- Lightly spray a 9×13 baking dish with cooking spray.
- Unfold the sheet to a 20×26 size and cut in half making 2 9(ish)x13 portions. You can trim one stack at a time (or less) then cover with a damp towel to keep from drying out.
- In a medium saucepan, combine the sugar, honey, lemon juice, vanilla and water. Bring the mixture to a low simmer over medium heat while continually stirring. The trick is allowing the sugar to dissolve without burning. If it hasn’t dissolved, but it getting super thick, add 1 tablespoon of water.
- After it dissolves, reduce to the lowest heat possible and allow to simmer for 15 minutes without stirring at all.
- Remove the mixture from the heat, set aside and let honey sauce cool. Keep at room temperature until ready to pour. It should thicken and be like syrup.
Assemble the Baklava:
- Preheat the oven to 325°F.
- Pulse the walnuts and pecans in a food processor until finely chopped. Alternately, you can do this by hand, but in a food processor it only takes about 10-15 pulses.
- Combine the chopped nuts with ground cinnamon and nutmeg.
- Place 10 phyllo sheets into baking pan one at a time, brushing each sheet with melted butter. This is a little time consuming and don’t be worried if the sheets tear. After they are all assembled and cut, no one will know. Keep remaining phyllo covered with a damp towel to prevent drying.
- Top the first layer with ¾ cup nut mixture (about a fifth of the mixture). Top with 5 sheets phyllo dough.

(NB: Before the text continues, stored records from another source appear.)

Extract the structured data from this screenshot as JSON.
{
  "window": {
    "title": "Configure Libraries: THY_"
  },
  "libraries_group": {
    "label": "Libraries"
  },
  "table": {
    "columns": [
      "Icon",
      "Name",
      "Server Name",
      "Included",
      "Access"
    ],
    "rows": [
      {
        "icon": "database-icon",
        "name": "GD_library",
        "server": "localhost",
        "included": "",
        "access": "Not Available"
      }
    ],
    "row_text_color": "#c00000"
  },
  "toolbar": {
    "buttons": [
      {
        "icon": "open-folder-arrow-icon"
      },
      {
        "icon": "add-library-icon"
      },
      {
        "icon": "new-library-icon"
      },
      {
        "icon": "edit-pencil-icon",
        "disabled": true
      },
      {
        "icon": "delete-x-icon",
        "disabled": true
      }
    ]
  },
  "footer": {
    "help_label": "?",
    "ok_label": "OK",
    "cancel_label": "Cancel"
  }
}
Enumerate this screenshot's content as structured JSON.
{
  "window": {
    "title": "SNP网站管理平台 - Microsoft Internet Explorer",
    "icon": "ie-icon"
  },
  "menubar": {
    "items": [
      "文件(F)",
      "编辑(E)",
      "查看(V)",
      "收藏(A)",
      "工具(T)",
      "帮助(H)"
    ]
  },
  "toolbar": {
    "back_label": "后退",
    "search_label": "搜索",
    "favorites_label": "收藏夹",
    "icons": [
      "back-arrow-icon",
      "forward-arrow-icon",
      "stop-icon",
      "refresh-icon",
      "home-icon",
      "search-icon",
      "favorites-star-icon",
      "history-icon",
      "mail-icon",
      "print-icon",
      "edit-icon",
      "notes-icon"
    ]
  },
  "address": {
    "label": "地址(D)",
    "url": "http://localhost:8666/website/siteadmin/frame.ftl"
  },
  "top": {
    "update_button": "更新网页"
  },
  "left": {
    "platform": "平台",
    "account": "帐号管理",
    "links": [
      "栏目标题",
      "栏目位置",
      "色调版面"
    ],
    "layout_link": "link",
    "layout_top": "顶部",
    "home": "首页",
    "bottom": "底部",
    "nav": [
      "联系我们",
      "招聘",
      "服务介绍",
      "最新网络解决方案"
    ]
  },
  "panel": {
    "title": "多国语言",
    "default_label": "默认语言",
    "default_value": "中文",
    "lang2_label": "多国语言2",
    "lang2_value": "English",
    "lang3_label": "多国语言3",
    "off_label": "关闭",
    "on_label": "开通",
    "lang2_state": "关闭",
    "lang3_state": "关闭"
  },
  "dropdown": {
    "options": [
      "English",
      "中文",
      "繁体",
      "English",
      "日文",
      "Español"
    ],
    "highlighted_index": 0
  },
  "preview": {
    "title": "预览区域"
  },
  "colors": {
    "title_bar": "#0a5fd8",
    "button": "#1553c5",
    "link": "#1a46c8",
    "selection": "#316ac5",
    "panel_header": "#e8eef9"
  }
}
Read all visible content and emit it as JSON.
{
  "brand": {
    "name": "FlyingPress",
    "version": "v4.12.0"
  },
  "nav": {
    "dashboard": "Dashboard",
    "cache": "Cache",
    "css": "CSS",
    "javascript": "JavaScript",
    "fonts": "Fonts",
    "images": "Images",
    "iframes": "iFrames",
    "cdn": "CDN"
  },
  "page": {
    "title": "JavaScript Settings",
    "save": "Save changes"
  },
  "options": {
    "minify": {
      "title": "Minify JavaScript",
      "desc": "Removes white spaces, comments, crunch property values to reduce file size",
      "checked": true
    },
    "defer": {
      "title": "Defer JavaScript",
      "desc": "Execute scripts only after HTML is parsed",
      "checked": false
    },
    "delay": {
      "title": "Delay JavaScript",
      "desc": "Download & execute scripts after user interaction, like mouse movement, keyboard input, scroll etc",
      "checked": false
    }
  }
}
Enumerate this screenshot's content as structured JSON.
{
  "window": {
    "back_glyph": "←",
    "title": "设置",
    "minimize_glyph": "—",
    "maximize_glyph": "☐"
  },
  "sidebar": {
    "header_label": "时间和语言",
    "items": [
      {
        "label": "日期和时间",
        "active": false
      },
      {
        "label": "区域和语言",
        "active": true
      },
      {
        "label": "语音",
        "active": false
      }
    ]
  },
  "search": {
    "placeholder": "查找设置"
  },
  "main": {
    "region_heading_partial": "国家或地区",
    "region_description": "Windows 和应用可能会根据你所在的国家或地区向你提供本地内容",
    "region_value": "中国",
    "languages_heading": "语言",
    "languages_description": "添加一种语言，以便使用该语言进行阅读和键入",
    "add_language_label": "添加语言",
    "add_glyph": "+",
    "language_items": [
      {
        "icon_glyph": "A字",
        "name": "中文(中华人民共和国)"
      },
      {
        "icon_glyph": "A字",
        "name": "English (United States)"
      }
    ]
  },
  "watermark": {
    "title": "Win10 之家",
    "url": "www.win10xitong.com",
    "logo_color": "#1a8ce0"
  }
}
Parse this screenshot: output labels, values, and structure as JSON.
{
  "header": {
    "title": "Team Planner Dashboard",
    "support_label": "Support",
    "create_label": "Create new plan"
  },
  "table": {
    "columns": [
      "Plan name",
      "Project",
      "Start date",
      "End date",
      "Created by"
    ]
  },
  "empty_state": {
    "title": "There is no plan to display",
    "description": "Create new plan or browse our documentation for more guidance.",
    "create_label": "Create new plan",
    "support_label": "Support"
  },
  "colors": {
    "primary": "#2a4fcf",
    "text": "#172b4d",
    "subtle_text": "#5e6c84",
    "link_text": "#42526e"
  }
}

Repeat this 4 more times ending with another 10 sheets of phyllo dough on top, making sure to baste with butter between each layer of phyllo dough. The end result is:10 phyllo sheets, 3/4 cup nuts 5 phyllo sheets, 3/4 cup nuts 5 phyllo sheets, 3/4 cup nuts 5 phyllo sheets, 3/4 cup nuts 5 phyllo sheets, 3/4 cup nuts 10 buttered phyllo sheets.
- The trick to perfect baklava is to cut it before you bake it rather than waiting until after. If you cut it after, the pastry will crumble and you’ll lose half of it to the process. Cut the baklava into 1 ½ inch strips, then cut diagonally to form diamond shapes.
- Bake for 1 hour and 10 minutes or until the tops are golden brown. If it looks to be browning too fast, cover the top loosely with a sheet of aluminum foil.
- Remove the baklava from the oven and pour honey topping over while still hot. It will seep into all the nooks and crannies. Then top with remaining chopped walnuts while still tacky.
- Let the baklava cool completely, uncovered and at room temperature for a minimum of 4 hours, but maximum of 12 before serving.
- After the honey topping has set, top with a light sprinkle of fleur de sel, which is optional. I find salt brings out the rest of the flavors.
- Store covered at room temperature. If making ahead, top with a damp (NOT WET) tea towel to keep moist. Baklava is best served within 1-2 days of baking.
- If you've tried this recipe, come back and let us know how it was in the comments or ratings!